The small firm brought her in for a weekend of interviews. She was even challenged to a game of tennis with the firm's partners. One partner, the late Reese Smith, always said Walbolt's choice to partner with him to win the match 6-love, 6-love was the reason she was hired.
Walbolt came on board in 1963 as the firm's 12th lawyer. Today Carlton Fields has more than 400 attorneys and government and financial consultants in offices spanning California, Connecticut, Florida, Georgia, New York and Washington, D.C.
As an appellate lawyer for Carlton Fields, Walbolt has been involved in some of the firm's most notable cases. The list ranges from the appeal of the laws that banned same-sex marriage in Florida to helping lift multiple death row convictions.

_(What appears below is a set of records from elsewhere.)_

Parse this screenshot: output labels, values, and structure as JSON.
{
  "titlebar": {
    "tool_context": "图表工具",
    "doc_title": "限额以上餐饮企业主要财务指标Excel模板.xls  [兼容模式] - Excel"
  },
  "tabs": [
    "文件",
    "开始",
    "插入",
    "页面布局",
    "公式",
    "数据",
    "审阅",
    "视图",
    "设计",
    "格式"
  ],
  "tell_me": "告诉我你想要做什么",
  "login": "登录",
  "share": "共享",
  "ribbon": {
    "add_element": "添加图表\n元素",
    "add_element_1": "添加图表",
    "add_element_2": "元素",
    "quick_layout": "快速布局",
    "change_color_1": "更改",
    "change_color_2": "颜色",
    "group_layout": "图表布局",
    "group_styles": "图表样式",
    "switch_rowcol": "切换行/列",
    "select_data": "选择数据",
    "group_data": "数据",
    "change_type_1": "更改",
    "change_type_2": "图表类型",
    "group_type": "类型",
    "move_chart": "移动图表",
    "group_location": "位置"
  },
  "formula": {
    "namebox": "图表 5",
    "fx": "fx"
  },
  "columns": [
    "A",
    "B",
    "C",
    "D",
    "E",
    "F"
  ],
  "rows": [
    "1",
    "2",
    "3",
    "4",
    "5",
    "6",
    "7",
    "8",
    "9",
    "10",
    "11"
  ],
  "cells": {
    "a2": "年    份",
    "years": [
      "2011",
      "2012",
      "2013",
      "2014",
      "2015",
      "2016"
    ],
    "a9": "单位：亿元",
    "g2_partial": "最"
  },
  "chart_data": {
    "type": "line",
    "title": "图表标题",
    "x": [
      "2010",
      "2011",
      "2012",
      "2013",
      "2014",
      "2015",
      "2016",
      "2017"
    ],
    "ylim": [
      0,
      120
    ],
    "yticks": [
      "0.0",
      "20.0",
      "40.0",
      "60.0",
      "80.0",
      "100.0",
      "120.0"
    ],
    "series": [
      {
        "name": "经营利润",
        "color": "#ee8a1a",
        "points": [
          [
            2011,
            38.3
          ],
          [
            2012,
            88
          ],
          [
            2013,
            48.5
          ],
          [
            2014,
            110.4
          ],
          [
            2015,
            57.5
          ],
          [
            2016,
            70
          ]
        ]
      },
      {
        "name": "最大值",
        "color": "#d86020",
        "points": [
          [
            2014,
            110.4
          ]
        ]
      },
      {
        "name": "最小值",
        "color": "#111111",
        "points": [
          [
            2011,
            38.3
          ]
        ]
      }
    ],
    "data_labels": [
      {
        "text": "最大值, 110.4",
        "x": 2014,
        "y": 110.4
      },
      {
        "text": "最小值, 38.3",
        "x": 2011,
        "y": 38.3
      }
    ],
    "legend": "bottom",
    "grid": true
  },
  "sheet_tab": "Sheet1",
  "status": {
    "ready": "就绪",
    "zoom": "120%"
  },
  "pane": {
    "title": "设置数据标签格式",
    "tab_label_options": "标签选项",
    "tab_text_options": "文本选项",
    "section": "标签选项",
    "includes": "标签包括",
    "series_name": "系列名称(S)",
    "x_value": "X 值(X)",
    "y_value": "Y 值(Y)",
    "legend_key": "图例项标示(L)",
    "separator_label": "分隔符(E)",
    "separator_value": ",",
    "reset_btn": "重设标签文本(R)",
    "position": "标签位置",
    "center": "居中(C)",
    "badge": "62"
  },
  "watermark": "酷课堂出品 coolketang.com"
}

In September, the American Bar Association's Death Penalty Representation Project will award Walbolt the 2016 John Paul Stevens Guiding Hand of Counsel Award, for her pro bono work assisting those facing death sentences. The award, in its fifth year, is one of the pinnacles of the profession, and American Bar Association officials who chose Walbolt for the award, according to a statement, were “simply blown away” by her accomplishments. Among her many letters of recommendation, there was one from prominent Harvard Law School Professor Laurence Tribe, who calls Walbolt a “legal angel.”
Here are three key business lessons Walbolt has learned over her career:
Pro bono work is important and rewarding: In 2014, Carlton Fields represented six same-sex couples in Florida, free of charge. It was a frightening courtroom experience in Dade County, Walbolt recalls, with the room full of people saying hurtful things to her clients about not being fit to be parents. When the judge ruled in favor of the couples, Walbolt says there was such vindication. “That's why we went to law school — to represent people and help them get their rights,” Walbolt says. “I don't think there is anything more satisfying than that.”
Get out of your comfort zone: Pro bono work allowed Walbolt to practice and learn different areas of law and work with different groups of people. Getting involved in this kind of work gives a different perspective on life, Walbolt says. For example, she'll never forget visiting death row and seeing how the people convicted with death sentences live.
Find mentors: Walbolt became passionate about pro bono work by feeding off the fervor demonstrated by her two mentors. She looked up to Carlton Fields' Reese Smith, who founded Florida Legal Services and was well known as “Mr. Pro Bono.” She also learned from Thomas Clark, who worked for the firm and was an advocate for the rights of the mentally handicapped.